Many people make the mistake of treating symptoms as singular occurances as opposed to part of the whole body. Before taking a dietary supplement, see your doctor for a complete physical and nutritional panel which will identify any health problems and nutritional deficiencies. Make changes in your diet to replenish what is lacking. If supplementation is recommended to you, be sure to select whole food supplements and follow the dosage guidelines. Toxicity will result if excess amounts of a supplement are consumed. Therefore, adjust your diet first and then be careful to monitor the kinds and amounts of any supplements you take.

Be good to yourself! More next time...

Monday, February 20, 2012

What's Eating You? Day 6 Water: The Life Sustainer

Proper hydration is critical for sustaining life. Since the human body loses water daily through urination, defecation, expired breath, sweating, and evaporation, it is very important to monitor fluid intake. The average adult requires 96 ounces (3 quarts) of water per day at a minimum. Level of physical activity, diet, climate, and health condition may require the body to increase or decrease fluid intake. Drinking adequate amounts of water has the following positive effects on the body:

  • Endocrine gland function increases
  • Fluid retention is alleviated
  • Liver function improves
  • A higher percentage of body fat is used for energy resulting in weight loss
  • Natural thirst returns
  • Appetite decreases
  • Metabolic functions improve
  • Nutrients are well distributed throughout the body
  • Body temperature regulation improves
  • Blood volume is maintained

Any of the following factors may lead to dehydration:
  • Inadequate fluid intake
  • Exercise in hot/humid climates
  • Consuming beverages high in caffeine content
  • Excessive protein intake
  • Alcohol consumption
  • Consuming excess sodium
  • Use of laxatives/diuretics
  • Prolonged physical activity without fluid replacement

Dehydration has the following adverse effects on the body:
  • Decreased blood volume
  • Increased heart rate
  • Decreased performance
  • Sodium retention
  • Decreased blood pressure
  • Decreased cardiac output
  • Decreased sweat rate
  • Decreased blood flow to skin
  • Increased core temperature
  • Increased perceived exertion (feeling the need to put forth more effort when performing the same activities)
  • Water retention
  • Increased use of energy stored in muscles

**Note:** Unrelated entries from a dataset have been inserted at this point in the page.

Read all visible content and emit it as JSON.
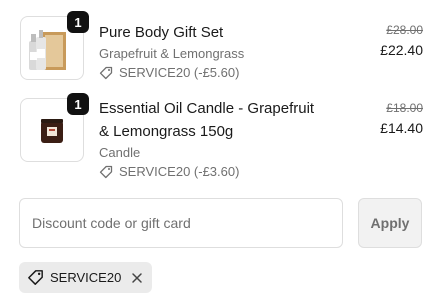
{
  "cart": {
    "items": [
      {
        "quantity": "1",
        "title": "Pure Body Gift Set",
        "variant": "Grapefruit & Lemongrass",
        "discount": "SERVICE20 (-£5.60)",
        "original_price": "£28.00",
        "price": "£22.40"
      },
      {
        "quantity": "1",
        "title": "Essential Oil Candle - Grapefruit & Lemongrass 150g",
        "variant": "Candle",
        "discount": "SERVICE20 (-£3.60)",
        "original_price": "£18.00",
        "price": "£14.40"
      }
    ]
  },
  "discount_form": {
    "placeholder": "Discount code or gift card",
    "apply_label": "Apply"
  },
  "applied_code": {
    "code": "SERVICE20"
  },
  "colors": {
    "badge": "#111111",
    "muted_text": "#707070",
    "tag_background": "#ebebeb",
    "apply_background": "#f2f2f2"
  },
  "icons": [
    "tag-icon",
    "close-icon"
  ]
}
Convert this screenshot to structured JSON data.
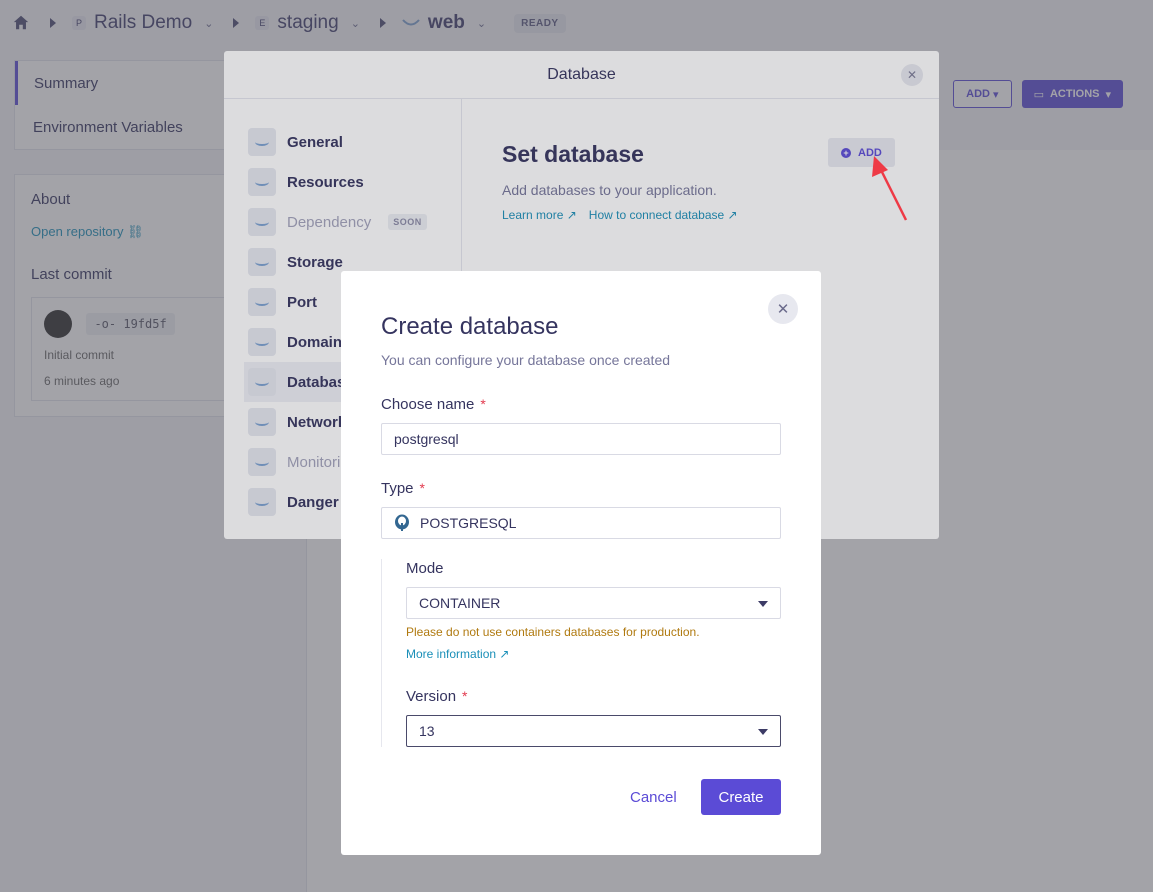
{
  "breadcrumb": {
    "project_badge": "P",
    "project": "Rails Demo",
    "env_badge": "E",
    "environment": "staging",
    "app": "web",
    "status": "READY"
  },
  "leftnav": {
    "items": [
      {
        "label": "Summary"
      },
      {
        "label": "Environment Variables"
      }
    ]
  },
  "about": {
    "title": "About",
    "repo_link": "Open repository",
    "last_commit_title": "Last commit",
    "commit_sha": "19fd5f",
    "commit_msg": "Initial commit",
    "commit_time": "6 minutes ago"
  },
  "header_buttons": {
    "add": "ADD",
    "actions": "ACTIONS"
  },
  "database_modal": {
    "title": "Database",
    "sidebar": [
      {
        "label": "General",
        "muted": false
      },
      {
        "label": "Resources",
        "muted": false
      },
      {
        "label": "Dependency",
        "muted": true,
        "badge": "SOON"
      },
      {
        "label": "Storage",
        "muted": false
      },
      {
        "label": "Port",
        "muted": false
      },
      {
        "label": "Domain",
        "muted": false
      },
      {
        "label": "Database",
        "muted": false,
        "active": true
      },
      {
        "label": "Network",
        "muted": false
      },
      {
        "label": "Monitoring",
        "muted": true
      },
      {
        "label": "Danger zone",
        "muted": false
      }
    ],
    "heading": "Set database",
    "description": "Add databases to your application.",
    "learn_more": "Learn more",
    "how_to": "How to connect database",
    "add_button": "ADD"
  },
  "create_modal": {
    "title": "Create database",
    "subtitle": "You can configure your database once created",
    "name_label": "Choose name",
    "name_value": "postgresql",
    "type_label": "Type",
    "type_value": "POSTGRESQL",
    "mode_label": "Mode",
    "mode_value": "CONTAINER",
    "warning": "Please do not use containers databases for production.",
    "more_info": "More information",
    "version_label": "Version",
    "version_value": "13",
    "cancel": "Cancel",
    "create": "Create",
    "required_mark": "*"
  },
  "colors": {
    "primary": "#5b4bd6",
    "link": "#1a8fb8",
    "warning": "#b07a10",
    "required": "#e23a4e"
  }
}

In addition to maintaining proper water intake, consuming foods with high water content will help to prevent dehydration from occurring. These foods include fruits, vegetables, milk, fresh juices, soups, smoothies, and shakes. Foods and beverages to be avoided include caffeine, green tea, excess protein, excess sodium, alcohol, diuretics, laxatives, and soda. Exercise in cooler temperatures and be sure to drink 16-24 ounces for every pound lost during exercise.

Be good to yourself! More next time...

Sunday, February 19, 2012

This Week on "What's Eating You?"

Our nutrition series continues this week with a look at the importance of hydration, the pros and cons of dietary supplements, and weight management. Here is the lineup:

Monday, February 20, 2012 Water: The Life Sustainer

Tuesday, February 21, 2012 Dietary Supplements: Are They Good or Bad?

Wednesday, February 22, 2012 Weight Management: Putting It All Together

Thursday, February 23, 2012 What Does Being Overweight Say About Your Health?

Friday, February 24, 2012 What Is "False Fat"?

Be good to yourself! More next time...